ABOUT THIS EXERCISE |
Repeat the entries that follow, exactly as they are written.
[[ MATERIAL PROVIDED open ]]
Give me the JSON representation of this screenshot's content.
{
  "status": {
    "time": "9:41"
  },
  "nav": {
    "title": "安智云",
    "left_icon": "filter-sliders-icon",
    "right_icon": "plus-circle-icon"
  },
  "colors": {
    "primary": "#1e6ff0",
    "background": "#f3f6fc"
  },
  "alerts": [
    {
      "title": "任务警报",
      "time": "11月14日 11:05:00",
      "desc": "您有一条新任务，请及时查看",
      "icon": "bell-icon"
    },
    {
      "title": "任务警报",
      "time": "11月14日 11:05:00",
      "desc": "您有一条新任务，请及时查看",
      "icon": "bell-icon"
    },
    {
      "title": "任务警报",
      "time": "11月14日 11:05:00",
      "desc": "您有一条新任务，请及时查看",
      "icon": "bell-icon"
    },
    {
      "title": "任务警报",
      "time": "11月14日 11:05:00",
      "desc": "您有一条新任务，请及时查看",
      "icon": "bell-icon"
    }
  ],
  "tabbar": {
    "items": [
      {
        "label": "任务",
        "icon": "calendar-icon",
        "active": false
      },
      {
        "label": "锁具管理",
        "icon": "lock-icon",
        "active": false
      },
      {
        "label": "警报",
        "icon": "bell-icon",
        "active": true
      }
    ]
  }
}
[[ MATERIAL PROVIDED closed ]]
ANSWER SPACE |
Give me the JSON representation of this screenshot's content.
{
  "status": {
    "time": "9:41"
  },
  "nav": {
    "title": "安智云",
    "left_icon": "filter-sliders-icon",
    "right_icon": "plus-circle-icon"
  },
  "colors": {
    "primary": "#1e6ff0",
    "background": "#f3f6fc"
  },
  "alerts": [
    {
      "title": "任务警报",
      "time": "11月14日 11:05:00",
      "desc": "您有一条新任务，请及时查看",
      "icon": "bell-icon"
    },
    {
      "title": "任务警报",
      "time": "11月14日 11:05:00",
      "desc": "您有一条新任务，请及时查看",
      "icon": "bell-icon"
    },
    {
      "title": "任务警报",
      "time": "11月14日 11:05:00",
      "desc": "您有一条新任务，请及时查看",
      "icon": "bell-icon"
    },
    {
      "title": "任务警报",
      "time": "11月14日 11:05:00",
      "desc": "您有一条新任务，请及时查看",
      "icon": "bell-icon"
    }
  ],
  "tabbar": {
    "items": [
      {
        "label": "任务",
        "icon": "calendar-icon",
        "active": false
      },
      {
        "label": "锁具管理",
        "icon": "lock-icon",
        "active": false
      },
      {
        "label": "警报",
        "icon": "bell-icon",
        "active": true
      }
    ]
  }
}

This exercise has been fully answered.